ENV{ID_SERIAL_SHORT}=="JG44446PG0TR1D", ENV{DEVTYPE}=="partition", ENV{ID_PART_ENTRY_NUMBER}=="6", GROUP="vboxusers", MODE="0660"

At this point, I created a VM using the /vms/kali/kali.vmdk file as the root device and added the LiveCD as a boot CD, as I figured I would probably need to reinstall grub. (Grub on my real disk uses the grub.cfg from /dev/sda1 which isn't being included here.) I booted from the LiveCD, set up a chroot, chroot and ran grub-install:

$ mkdir /target
$ mount /dev/sda6 /target
$ mount /dev/sda2 /target/boot
$ for x in sys dev proc;do mount -o bind /$x /target/$x;done
$ chroot /target /bin/bash
# grub-install /dev/sda
Installation finished. No error reported.

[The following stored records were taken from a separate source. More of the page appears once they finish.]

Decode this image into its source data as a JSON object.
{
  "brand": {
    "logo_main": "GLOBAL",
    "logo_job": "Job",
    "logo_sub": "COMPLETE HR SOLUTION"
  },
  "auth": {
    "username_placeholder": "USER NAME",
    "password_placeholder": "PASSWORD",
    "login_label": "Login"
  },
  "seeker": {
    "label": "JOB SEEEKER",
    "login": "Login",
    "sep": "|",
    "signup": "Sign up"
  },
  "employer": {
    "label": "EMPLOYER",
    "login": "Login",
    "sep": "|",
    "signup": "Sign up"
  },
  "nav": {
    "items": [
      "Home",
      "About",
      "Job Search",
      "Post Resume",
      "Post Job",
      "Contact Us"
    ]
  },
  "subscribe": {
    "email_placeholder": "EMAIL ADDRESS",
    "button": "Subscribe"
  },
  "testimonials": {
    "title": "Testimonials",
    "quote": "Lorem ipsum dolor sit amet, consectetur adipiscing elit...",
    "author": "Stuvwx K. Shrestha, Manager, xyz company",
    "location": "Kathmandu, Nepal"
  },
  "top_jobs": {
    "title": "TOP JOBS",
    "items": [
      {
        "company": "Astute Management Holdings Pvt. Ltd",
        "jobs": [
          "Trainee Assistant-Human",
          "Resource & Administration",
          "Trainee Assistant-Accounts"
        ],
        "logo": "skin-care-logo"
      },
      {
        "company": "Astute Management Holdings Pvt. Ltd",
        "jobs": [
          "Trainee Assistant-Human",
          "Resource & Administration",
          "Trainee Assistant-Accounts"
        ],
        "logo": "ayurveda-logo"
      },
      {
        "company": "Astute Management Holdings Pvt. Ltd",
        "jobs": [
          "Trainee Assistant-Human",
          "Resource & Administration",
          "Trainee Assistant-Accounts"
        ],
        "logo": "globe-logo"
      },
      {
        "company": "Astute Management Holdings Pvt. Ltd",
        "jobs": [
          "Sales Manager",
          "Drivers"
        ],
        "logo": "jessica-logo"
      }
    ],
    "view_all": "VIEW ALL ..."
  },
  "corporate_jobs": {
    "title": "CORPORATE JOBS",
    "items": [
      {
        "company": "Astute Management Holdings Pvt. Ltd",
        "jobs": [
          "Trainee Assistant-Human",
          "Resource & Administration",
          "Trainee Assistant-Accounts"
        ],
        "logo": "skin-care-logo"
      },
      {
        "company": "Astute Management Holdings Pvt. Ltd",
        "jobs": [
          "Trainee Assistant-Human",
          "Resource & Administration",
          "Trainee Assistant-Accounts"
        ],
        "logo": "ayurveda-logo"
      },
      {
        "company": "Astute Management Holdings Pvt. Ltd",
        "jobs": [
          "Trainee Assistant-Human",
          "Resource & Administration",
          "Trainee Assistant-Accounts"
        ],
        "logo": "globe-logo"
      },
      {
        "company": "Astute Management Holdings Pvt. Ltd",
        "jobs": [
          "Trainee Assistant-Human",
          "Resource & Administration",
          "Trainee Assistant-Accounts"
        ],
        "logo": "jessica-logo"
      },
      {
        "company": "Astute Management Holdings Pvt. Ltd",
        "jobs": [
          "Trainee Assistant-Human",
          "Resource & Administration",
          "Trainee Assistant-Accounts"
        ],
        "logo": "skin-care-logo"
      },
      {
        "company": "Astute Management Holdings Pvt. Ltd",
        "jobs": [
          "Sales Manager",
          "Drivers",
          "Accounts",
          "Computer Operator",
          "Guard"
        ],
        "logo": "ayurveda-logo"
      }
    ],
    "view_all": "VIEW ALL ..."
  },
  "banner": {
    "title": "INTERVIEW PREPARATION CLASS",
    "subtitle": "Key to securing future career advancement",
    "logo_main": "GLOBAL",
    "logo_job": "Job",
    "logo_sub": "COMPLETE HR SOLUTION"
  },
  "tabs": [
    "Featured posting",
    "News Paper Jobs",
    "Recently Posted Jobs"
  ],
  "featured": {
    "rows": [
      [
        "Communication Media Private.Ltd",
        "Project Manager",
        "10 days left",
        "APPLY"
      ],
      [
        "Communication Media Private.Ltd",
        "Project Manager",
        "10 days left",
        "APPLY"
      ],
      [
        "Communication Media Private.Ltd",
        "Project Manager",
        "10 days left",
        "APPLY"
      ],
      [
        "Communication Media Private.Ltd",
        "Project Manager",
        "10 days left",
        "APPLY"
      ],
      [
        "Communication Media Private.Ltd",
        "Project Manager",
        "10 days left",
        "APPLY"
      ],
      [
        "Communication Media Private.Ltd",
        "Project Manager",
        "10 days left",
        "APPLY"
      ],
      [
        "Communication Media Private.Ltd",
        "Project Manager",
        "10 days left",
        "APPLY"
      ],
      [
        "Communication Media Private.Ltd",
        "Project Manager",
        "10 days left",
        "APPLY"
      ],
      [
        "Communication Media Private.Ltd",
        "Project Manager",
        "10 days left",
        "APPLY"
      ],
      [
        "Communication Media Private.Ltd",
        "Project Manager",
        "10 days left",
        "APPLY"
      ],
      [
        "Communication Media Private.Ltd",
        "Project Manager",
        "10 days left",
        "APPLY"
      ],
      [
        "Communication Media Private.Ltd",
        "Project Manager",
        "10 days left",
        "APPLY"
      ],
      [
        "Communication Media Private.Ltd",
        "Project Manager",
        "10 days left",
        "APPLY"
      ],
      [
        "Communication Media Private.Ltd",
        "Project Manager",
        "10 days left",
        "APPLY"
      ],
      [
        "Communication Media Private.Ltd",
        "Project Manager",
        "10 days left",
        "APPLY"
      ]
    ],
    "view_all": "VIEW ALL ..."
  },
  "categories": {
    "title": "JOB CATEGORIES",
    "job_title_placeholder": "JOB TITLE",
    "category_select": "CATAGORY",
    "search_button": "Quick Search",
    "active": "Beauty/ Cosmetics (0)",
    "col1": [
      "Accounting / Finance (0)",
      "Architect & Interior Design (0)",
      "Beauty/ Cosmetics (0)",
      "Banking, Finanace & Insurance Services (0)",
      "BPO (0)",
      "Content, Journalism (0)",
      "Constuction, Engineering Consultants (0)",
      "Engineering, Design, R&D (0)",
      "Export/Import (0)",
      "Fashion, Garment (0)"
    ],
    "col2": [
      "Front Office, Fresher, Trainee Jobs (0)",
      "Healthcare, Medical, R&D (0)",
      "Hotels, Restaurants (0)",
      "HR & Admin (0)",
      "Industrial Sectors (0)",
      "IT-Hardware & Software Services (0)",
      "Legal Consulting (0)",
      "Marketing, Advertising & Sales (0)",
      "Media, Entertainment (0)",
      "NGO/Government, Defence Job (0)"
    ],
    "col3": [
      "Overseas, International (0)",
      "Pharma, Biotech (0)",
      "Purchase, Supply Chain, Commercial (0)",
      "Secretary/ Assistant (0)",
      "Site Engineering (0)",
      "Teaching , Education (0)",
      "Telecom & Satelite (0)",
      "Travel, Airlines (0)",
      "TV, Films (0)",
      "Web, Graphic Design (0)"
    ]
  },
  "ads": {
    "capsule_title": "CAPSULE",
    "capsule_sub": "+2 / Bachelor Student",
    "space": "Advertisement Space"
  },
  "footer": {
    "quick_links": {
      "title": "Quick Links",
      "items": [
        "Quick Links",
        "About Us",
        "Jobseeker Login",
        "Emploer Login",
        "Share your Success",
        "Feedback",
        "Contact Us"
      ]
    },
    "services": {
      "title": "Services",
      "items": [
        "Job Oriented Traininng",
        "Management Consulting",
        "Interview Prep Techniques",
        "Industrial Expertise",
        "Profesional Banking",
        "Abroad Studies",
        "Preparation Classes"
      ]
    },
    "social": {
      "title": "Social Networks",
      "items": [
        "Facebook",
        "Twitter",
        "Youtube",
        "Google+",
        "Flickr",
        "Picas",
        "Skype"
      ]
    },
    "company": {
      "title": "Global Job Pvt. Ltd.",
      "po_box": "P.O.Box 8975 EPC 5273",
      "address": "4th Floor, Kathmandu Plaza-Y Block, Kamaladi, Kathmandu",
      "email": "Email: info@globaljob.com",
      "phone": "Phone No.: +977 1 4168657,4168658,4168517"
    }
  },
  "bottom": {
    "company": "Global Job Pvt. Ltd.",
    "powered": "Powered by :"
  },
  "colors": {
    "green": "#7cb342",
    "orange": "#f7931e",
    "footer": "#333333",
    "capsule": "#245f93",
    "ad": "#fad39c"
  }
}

Awesome! I rebooted, tried to boot from the hard disk, got as far as "GRUB Loading", and... nothing more. Well, crap. I re-tried reinstalling grub, ran grub-setup with -v to make sure it was looking at the right partition, everything I could think of. A Virtualbox bug report suggested that Grub2 booting on raw partitions was broken. But I'm pretty hardheaded. After looking at Grub2 docs and even the source, I realized that Grub2 uses the entire space between the MBR and the 1st partition for its "core.img". It turns out that VirtualBox only creates a 63-sector long MBR/DOS compatibility area before mapping the partitions, but my partition table is 1MB aligned (as has been the default for some time, due to "Advanced Format" drives and SSDs). VirtualBox created the following mapping:

RW 63 FLAT "Kali-pt.vmdk" 0
RW 1985 ZERO 
RW 2048000 ZERO 
RW 1048576 FLAT "/dev/sda2" 0
RW 63 FLAT "Kali-pt.vmdk" 63
RW 1985 ZERO 
RW 1536000000 ZERO 
RW 63 FLAT "Kali-pt.vmdk" 126
RW 1985 ZERO 
RW 102400000 FLAT "/dev/sda6" 0
RW 312022448 ZERO 

I think RW is a read/write mapping (might be raw?). The number is the number of 512B sectors for that extent, FLAT means map 1:1 to a file, then the file (or device) name, and finally, an offset in that device/file. (0 for full devices). The ZERO mapping seems to function like /dev/null: reads are zero, writes go into a black hole. Could grub be writing into that black hole and thus be missing part of the bootloader when I reboot? I decided to give Grub the full 2048 sectors that my partition table wanted, but in order to do that, I would need to rewrite the Kali-pt.vmdk raw file and update the extents. I used dd to rewrite the vmdk with more space before the 1st partition:

$ dd if=Kali-pt.vmdk bs=512 count=63 of=Kali-fixed.vmdk
$ dd if=/dev/zero bs=512 count=1985 seek=63 of=Kali-fixed.vmdk
$ dd if=Kali-pt.vmdk bs=512 skip=63 seek=2048 of=Kali-fixed.vmdk
$ mv Kali-fixed.vmdk Kali-pt.vmdk

Then I updated the extent mapping by getting rid of the first 1985 ZERO and changing the first 63 sector mapping to a full 2048 sectors, and adjusting the offsets into Kali-pt.vmdk elsewhere:

RW 2048 FLAT "Kali-pt.vmdk" 0
RW 2048000 ZERO 
RW 1048576 FLAT "/dev/sda2" 0
RW 63 FLAT "Kali-pt.vmdk" 2048
RW 1985 ZERO 
RW 1536000000 ZERO 
RW 63 FLAT "Kali-pt.vmdk" 2111
RW 1985 ZERO 
RW 102400000 FLAT "/dev/sda6" 0
RW 312022448 ZERO 

After all this, I rebooted off the LiveCD once again and re-ran the grub-install command (hoping that 2048 sectors was enough for Grub to install to) and then booted back off the disk. Finally, it worked!

What should've been a 30 minute task to get VirtualBox booting my raw partition ended up taking 3 hours of debugging. Hopefully this can save someone else (or myself when I forget all this...) some time.